What I Baked at the Weekend (and the most important ingredient)

I was busy at the weekend-baking.

In this post I will review what I baked, what worked, what didn’t work. 

Firstly, though, where do I get the recipes? I have been baking for about 12-18 months now, I believe, and am beginning to become more ambitious and broaden my horizons with different recipes.

I received a beautiful book at Christmas 2019, “Living Bread” by Daniel Leader and am beginning to dip my toe into Leader’s recipes and method of baking, including the Autolyse technique. 

Autolyse is simply where you mix the flour and water first and let it rest and work its magic for 20/30 minutes before adding the levain/sourdough starter.

Anyway, this weekend I made “Field Blend #1”. This bread is made up of strong white flour with a small percentage of white rye flour and whole wheat flour, combined with a sourdough starter and a small quantity of instant dried yeast.

It involved a fermentation time of 5 hours and I proved it overnight in the fridge from 9 pm to 5 am the next morning.

Crucially, the hydration rate is high with 295 g of water giving a rate of approximately 74%. My bread turned out well, had a good rise and structure, had a soft crumb and is tasty.

Field Blend #1

I also made an “Overnight Country Blonde”. This has a hydration rate of 78% which is quite high for a beginner or novice baker to handle. It was showing great promise when I put it into the banneton basket to prove overnight in the fridge.

Unfortunately, when I went to remove it the next morning to bake it was stuck to the basket because I had not put enough flour in the banneton prior to placing the dough in it. Thus, I had great difficulty getting it out of the basket and into the oven.

It looks good, if you overlook the deformity on the top of the loaf, and I look forward to tasting it. It’s just a pity it stuck in the basket and I must be conscious of this the next time I do this particular recipe.

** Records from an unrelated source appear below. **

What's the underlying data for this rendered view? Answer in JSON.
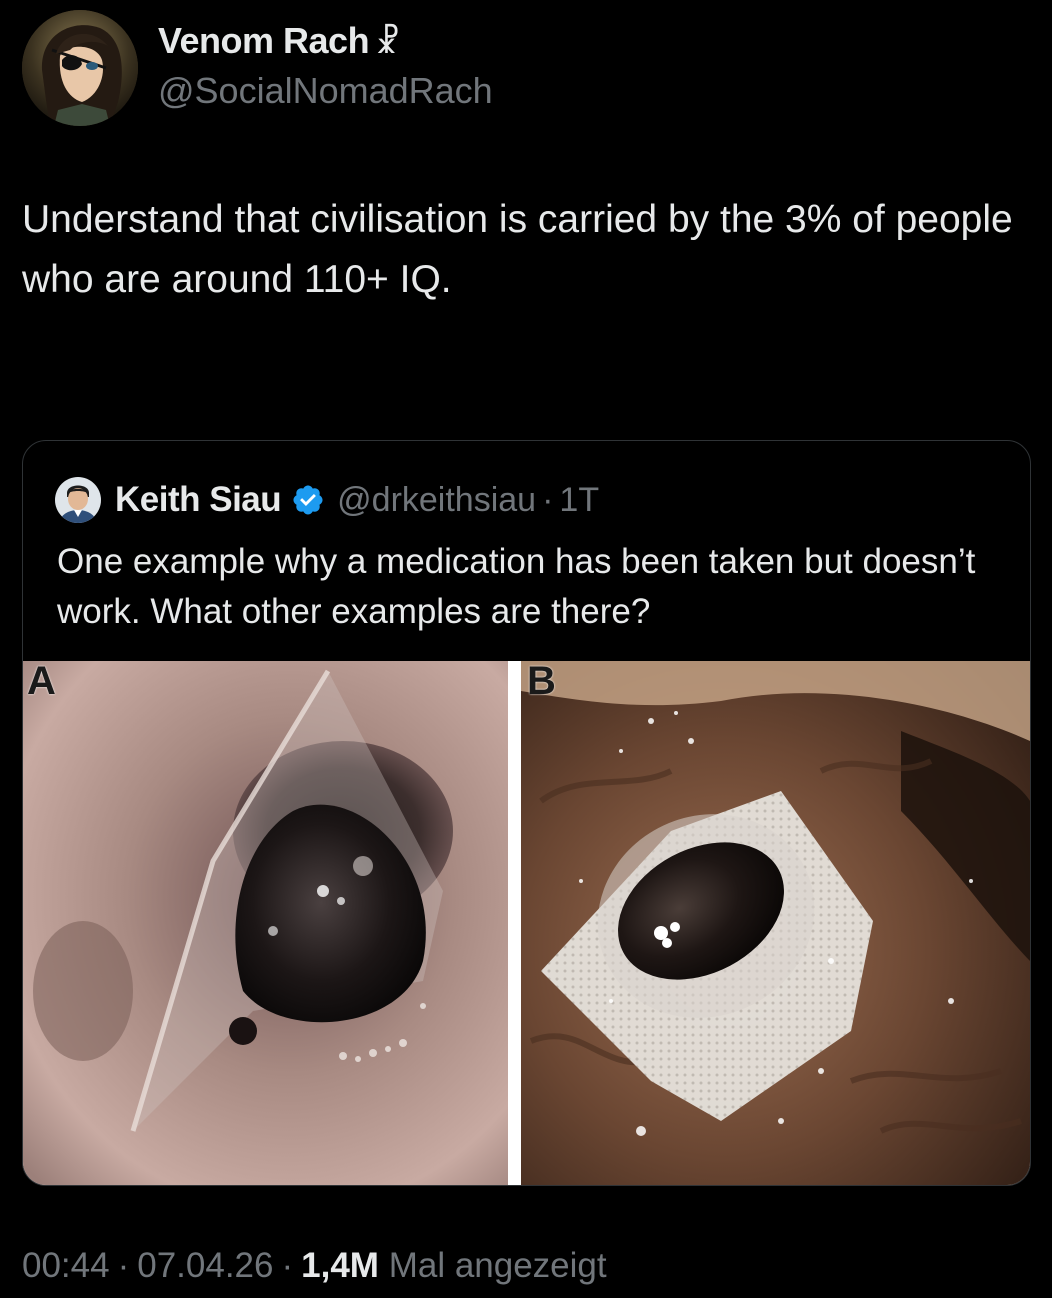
{
  "author": {
    "display_name": "Venom Rach",
    "name_symbol": "☧",
    "handle": "@SocialNomadRach",
    "avatar_icon": "anime-avatar-eyepatch"
  },
  "tweet": {
    "text": "Understand that civilisation is carried by the 3% of people who are around 110+ IQ."
  },
  "quoted_tweet": {
    "display_name": "Keith Siau",
    "verified_icon": "verified-badge-icon",
    "verified_color": "#1d9bf0",
    "handle": "@drkeithsiau",
    "separator": "·",
    "time": "1T",
    "text": "One example why a medication has been taken but doesn’t work. What other examples are there?",
    "media": {
      "panel_a_label": "A",
      "panel_b_label": "B"
    }
  },
  "meta": {
    "time": "00:44",
    "separator": "·",
    "date": "07.04.26",
    "views": "1,4M",
    "views_label": "Mal angezeigt"
  },
  "colors": {
    "background": "#000000",
    "primary_text": "#e7e9ea",
    "secondary_text": "#71767b",
    "border": "#2f3336"
  }
}
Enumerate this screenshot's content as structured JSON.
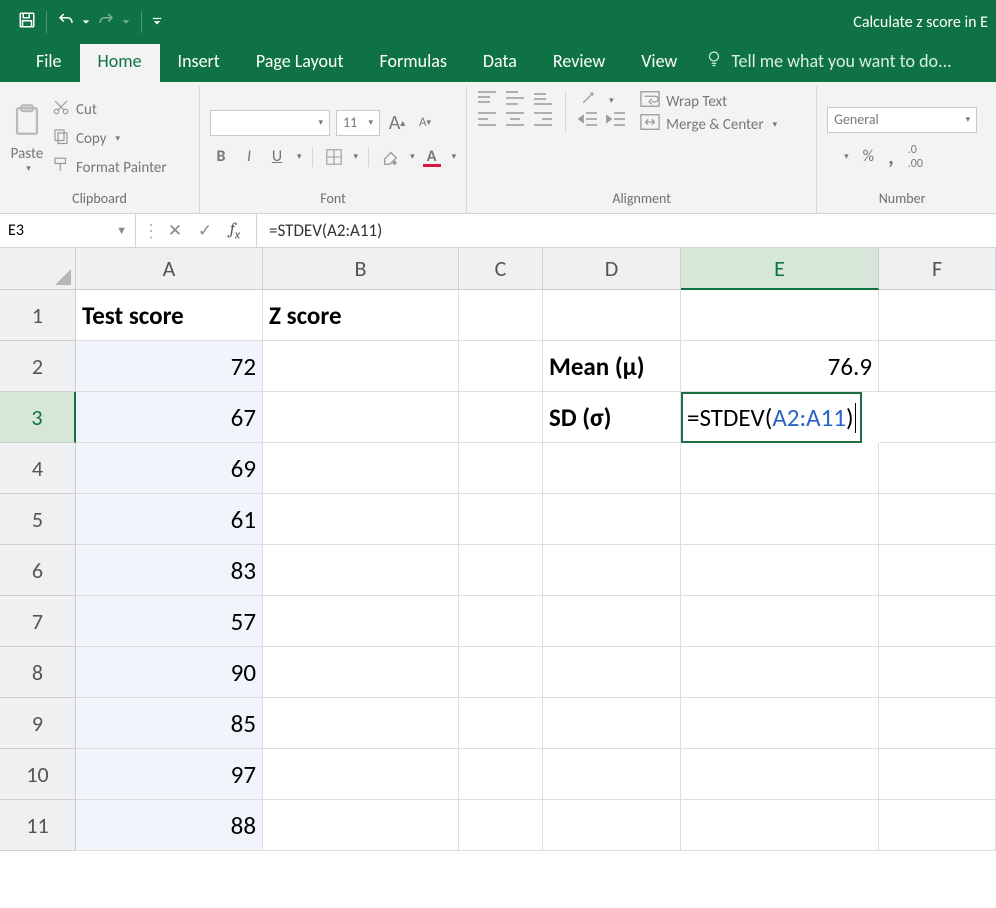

Unlike the Field Blend #1 this recipe does not contain any instant dried yeast, it is entirely dependent on the sourdough starter for the rise.

Here is a picture.

Overnight Country Blonde

I also made “Pain de campagne utopiste” and it appears to be a failure inasmuch it did not rise well before being placed, or in the oven. It is pretty hard too so I will have to review this one for the future. I may have been premature in using the sourdough starter for I may not have given it sufficient time to become active and bubbly.

This one was baked on a baking stone in the open fan oven and seems to be dry and hard, which can happen with the fan oven, notwithstanding the insertion of water/steam into the oven by placing water in a baking dish in the base of the oven when baking.

I also made my Irish soda bread/brown bread. It was its reliable self and Neven Maguire’s recipe for this bread has never let me down; it produces consistently good results and a top quality brown bread.

Irish soda bread aka “brown bread”

I baked a white loaf, too, which contains sunflower seeds and is topped with poppy seeds. This is a simple white loaf which only takes about 1.5 hours start to finish and you can bake it in a regular rectangular baking tin in the open oven.

Or you can bake it in a “dutch oven” type container like a Le Creuset or Pyrex dish. The important thing is that the dish or pot contains the dough and the moisture within the container for the first 30 minutes or thereabouts. It is this retention of moisture in the dough which gives it a tremendous lift and puffiness.

Then you bake it with the lid off for 20 minutes or so which caramelizes the crust.

White loaf with seeds

The most important ingredient

One of the most important ingredients, if not the most important, in baking is time. The more time, the less rush and haste, the better.

You will almost certainly find the same principle applies to your career and business.

Leave a comment

Your email address will not be published. Required fields are marked *

This site uses Akismet to reduce spam. Learn how your comment data is processed.